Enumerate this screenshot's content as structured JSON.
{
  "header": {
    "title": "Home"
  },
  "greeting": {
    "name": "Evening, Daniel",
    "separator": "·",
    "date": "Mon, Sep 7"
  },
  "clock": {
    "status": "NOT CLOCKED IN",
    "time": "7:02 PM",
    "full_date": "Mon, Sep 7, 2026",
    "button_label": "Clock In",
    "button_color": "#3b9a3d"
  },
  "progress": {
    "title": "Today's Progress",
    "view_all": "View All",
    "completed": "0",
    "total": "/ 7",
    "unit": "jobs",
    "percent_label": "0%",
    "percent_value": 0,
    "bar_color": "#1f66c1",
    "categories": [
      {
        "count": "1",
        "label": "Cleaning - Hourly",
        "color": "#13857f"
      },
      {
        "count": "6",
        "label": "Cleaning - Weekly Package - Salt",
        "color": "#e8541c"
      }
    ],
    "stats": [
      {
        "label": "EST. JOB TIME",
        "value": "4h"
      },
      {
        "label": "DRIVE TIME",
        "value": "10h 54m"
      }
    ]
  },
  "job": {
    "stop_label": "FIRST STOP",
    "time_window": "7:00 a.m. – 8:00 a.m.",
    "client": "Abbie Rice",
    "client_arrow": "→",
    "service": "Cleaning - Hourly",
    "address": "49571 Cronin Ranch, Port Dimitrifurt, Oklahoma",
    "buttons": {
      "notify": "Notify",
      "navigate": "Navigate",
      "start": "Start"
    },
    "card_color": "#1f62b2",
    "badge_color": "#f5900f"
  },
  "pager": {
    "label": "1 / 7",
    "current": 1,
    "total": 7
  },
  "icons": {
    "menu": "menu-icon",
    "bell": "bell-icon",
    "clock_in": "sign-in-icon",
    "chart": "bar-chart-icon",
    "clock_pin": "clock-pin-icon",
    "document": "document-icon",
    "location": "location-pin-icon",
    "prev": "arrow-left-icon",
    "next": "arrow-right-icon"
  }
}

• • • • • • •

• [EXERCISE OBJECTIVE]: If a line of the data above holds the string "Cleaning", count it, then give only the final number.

• [TASK OUTPUT]: 3